---------- DATA SHOWN

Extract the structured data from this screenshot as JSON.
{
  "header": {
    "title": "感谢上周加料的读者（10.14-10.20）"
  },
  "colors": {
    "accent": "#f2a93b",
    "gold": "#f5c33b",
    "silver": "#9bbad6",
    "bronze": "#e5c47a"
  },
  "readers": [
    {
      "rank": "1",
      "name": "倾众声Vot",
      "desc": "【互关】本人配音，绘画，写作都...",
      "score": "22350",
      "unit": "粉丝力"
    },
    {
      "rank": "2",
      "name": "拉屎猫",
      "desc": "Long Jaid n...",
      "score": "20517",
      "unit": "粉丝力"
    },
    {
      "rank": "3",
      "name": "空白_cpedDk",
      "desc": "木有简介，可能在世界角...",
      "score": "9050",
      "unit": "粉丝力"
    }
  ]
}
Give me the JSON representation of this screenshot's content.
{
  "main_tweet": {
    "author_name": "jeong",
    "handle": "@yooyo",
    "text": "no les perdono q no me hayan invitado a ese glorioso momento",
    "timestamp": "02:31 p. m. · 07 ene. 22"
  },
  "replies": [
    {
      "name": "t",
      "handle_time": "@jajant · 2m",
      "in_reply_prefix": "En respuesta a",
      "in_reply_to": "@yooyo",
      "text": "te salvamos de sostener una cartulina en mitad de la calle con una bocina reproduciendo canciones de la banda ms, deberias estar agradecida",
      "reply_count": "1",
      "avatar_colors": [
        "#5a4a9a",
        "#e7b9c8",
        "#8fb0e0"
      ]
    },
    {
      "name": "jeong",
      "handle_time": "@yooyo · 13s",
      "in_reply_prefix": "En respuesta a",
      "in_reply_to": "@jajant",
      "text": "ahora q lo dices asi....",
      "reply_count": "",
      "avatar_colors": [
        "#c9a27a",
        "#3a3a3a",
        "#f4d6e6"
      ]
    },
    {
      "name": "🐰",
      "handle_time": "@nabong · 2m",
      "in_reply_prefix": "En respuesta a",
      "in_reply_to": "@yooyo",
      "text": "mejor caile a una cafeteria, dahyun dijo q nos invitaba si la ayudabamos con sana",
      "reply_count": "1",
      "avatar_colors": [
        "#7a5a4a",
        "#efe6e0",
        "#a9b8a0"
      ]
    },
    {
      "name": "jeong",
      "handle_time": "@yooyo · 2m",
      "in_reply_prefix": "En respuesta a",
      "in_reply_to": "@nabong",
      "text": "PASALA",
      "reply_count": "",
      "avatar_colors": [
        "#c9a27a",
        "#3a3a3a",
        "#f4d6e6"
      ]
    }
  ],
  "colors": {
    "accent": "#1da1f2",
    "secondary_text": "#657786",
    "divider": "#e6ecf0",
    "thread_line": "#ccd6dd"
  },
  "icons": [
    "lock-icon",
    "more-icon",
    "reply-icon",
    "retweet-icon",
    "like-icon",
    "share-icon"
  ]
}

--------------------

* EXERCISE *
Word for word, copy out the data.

* SOLUTION TO THIS PROBLEM *
Extract the structured data from this screenshot as JSON.
{
  "header": {
    "title": "感谢上周加料的读者（10.14-10.20）"
  },
  "colors": {
    "accent": "#f2a93b",
    "gold": "#f5c33b",
    "silver": "#9bbad6",
    "bronze": "#e5c47a"
  },
  "readers": [
    {
      "rank": "1",
      "name": "倾众声Vot",
      "desc": "【互关】本人配音，绘画，写作都...",
      "score": "22350",
      "unit": "粉丝力"
    },
    {
      "rank": "2",
      "name": "拉屎猫",
      "desc": "Long Jaid n...",
      "score": "20517",
      "unit": "粉丝力"
    },
    {
      "rank": "3",
      "name": "空白_cpedDk",
      "desc": "木有简介，可能在世界角...",
      "score": "9050",
      "unit": "粉丝力"
    }
  ]
}
Give me the JSON representation of this screenshot's content.
{
  "main_tweet": {
    "author_name": "jeong",
    "handle": "@yooyo",
    "text": "no les perdono q no me hayan invitado a ese glorioso momento",
    "timestamp": "02:31 p. m. · 07 ene. 22"
  },
  "replies": [
    {
      "name": "t",
      "handle_time": "@jajant · 2m",
      "in_reply_prefix": "En respuesta a",
      "in_reply_to": "@yooyo",
      "text": "te salvamos de sostener una cartulina en mitad de la calle con una bocina reproduciendo canciones de la banda ms, deberias estar agradecida",
      "reply_count": "1",
      "avatar_colors": [
        "#5a4a9a",
        "#e7b9c8",
        "#8fb0e0"
      ]
    },
    {
      "name": "jeong",
      "handle_time": "@yooyo · 13s",
      "in_reply_prefix": "En respuesta a",
      "in_reply_to": "@jajant",
      "text": "ahora q lo dices asi....",
      "reply_count": "",
      "avatar_colors": [
        "#c9a27a",
        "#3a3a3a",
        "#f4d6e6"
      ]
    },
    {
      "name": "🐰",
      "handle_time": "@nabong · 2m",
      "in_reply_prefix": "En respuesta a",
      "in_reply_to": "@yooyo",
      "text": "mejor caile a una cafeteria, dahyun dijo q nos invitaba si la ayudabamos con sana",
      "reply_count": "1",
      "avatar_colors": [
        "#7a5a4a",
        "#efe6e0",
        "#a9b8a0"
      ]
    },
    {
      "name": "jeong",
      "handle_time": "@yooyo · 2m",
      "in_reply_prefix": "En respuesta a",
      "in_reply_to": "@nabong",
      "text": "PASALA",
      "reply_count": "",
      "avatar_colors": [
        "#c9a27a",
        "#3a3a3a",
        "#f4d6e6"
      ]
    }
  ],
  "colors": {
    "accent": "#1da1f2",
    "secondary_text": "#657786",
    "divider": "#e6ecf0",
    "thread_line": "#ccd6dd"
  },
  "icons": [
    "lock-icon",
    "more-icon",
    "reply-icon",
    "retweet-icon",
    "like-icon",
    "share-icon"
  ]
}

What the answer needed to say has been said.